Today news includes items about opposition to the Stop Online Piracy Act, a report on the National Digital Public Library project, the joint Syracuse University and King Center Audio and Visual Digitization Project, an agreement on journals from the Edinburgh University Press, Kindle Foreign language books, and a web exhibition from the National Library of Medicine.
In an open letter to Congress “more than 100 professors at law schools across the nation” have joined groups like the Library Copyright Alliance and companies like Google to oppose the Stop Online Piracy Act.
Peter Brantley reports in Publishers’ Weekly news blog about a meeting he attended at the Los Angeles Public Library about the National Digital Public Library project. “The NDPL is an IMLS, Sloan, and LA Library Foundation funded effort to concentrate attention on how public libraries can contribute to the creation of a national digital library system. There is a strong overlap in mission, goals, and personages with DPLA, but the intent here is to focus on public libraries.”

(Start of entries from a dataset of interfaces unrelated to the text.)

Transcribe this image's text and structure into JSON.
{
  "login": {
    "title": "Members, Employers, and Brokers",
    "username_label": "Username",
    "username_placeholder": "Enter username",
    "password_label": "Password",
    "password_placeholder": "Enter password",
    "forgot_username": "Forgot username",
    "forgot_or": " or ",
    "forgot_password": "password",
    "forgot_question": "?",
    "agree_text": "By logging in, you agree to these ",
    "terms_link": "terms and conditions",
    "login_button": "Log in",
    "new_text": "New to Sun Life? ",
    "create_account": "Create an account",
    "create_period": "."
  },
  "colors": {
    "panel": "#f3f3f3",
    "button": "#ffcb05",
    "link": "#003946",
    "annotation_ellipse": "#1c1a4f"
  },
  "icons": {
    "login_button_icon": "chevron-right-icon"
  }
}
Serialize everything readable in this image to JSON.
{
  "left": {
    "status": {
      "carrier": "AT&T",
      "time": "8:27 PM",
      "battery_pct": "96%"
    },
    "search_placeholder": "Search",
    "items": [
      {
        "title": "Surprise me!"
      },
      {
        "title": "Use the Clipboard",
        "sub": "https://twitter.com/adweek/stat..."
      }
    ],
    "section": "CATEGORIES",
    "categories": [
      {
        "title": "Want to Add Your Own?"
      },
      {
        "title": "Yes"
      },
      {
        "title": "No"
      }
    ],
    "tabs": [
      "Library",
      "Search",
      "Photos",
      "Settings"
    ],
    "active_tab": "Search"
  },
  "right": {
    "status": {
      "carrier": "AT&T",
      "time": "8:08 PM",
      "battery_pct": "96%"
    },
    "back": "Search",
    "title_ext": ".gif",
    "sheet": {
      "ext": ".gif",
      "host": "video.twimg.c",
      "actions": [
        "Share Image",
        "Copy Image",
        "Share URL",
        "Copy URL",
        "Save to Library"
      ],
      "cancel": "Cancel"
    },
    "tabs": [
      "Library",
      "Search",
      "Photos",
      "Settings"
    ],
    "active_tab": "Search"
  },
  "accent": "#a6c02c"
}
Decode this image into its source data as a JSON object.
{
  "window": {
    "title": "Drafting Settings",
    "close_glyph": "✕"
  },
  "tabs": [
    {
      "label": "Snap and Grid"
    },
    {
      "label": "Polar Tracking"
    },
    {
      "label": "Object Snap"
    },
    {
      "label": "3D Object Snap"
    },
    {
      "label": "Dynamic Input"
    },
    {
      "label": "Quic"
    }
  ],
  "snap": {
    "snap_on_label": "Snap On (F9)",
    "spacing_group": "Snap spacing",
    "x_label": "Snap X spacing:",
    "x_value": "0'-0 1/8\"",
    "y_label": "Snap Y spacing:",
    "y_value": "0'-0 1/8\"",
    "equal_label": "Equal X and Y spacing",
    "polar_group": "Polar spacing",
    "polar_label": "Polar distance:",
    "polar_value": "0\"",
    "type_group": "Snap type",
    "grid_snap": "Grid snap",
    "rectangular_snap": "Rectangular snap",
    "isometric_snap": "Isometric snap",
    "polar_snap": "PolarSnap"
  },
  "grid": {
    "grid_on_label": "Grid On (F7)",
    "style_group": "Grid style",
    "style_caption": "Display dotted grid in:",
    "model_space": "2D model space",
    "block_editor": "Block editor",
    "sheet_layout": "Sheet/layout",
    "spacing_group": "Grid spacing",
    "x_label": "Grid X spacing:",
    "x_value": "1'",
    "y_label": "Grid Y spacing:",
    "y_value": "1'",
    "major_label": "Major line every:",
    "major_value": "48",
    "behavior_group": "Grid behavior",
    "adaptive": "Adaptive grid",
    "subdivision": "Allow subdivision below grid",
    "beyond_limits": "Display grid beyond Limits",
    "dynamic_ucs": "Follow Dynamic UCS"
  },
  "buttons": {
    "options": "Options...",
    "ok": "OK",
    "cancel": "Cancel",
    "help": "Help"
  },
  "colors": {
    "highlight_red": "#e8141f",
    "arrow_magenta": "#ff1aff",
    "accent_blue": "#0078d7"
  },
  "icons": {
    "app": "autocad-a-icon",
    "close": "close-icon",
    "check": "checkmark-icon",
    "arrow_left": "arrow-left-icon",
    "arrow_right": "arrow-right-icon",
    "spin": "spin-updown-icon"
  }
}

The Martin Luther King Jr. Center for Nonviolent Social Change (The King Center) and Syracuse University announce The King Center Audio and Visual Digitization Project, a collaboration that will ensure that the slain civil rights leader’s legacy will be preserved for generations to come. Working with the Atlanta-based King Center, SU will preserve and digitize some 3,500 hours of audio and video footage of King.
Edinburgh University Press has confirmed a new NESLi2 agreement with JISC Collections for 2012.
The agreement provides libraries with access to all EUP journals via the NESLi2 SMP initiative. The journals are available in two collections:
1. The EUP Complete Collection: 39 journals
2. The EUP Complete Collection (no new titles): 34 journals
Customers can place orders for the collections at NESLi2 discounted rates through JISC Collections, via an agent or direct with Edinburgh University Press. All journal content provided under the NESLi2 licence is hosted on EUP Journals Online (http://www.euppublishing.com) which offers fully COUNTER-compliant usage statistics.
The Kindle bookstore is now providing books in five major European languages: French – 38,937 titles; German – 35,309 titles; Italian – 6,301 titles; Spanish – 15,145 titles
and Portuguese – 3,247 titles.
This new Web exhibition, “Building a National Medical Library on a Shoestring: 1872, the First Year.” focuses on the dramatic 1872 change in the library’s mission when “the Library embarked on a venture to acquire the most complete set possible of medical books and journals. Billings and his work set the course for the Library’s identity today as the world’s largest medical library.”
The exhibition may be found at: http://www.nlm.nih.gov/exhibition/buildingnlm/index.html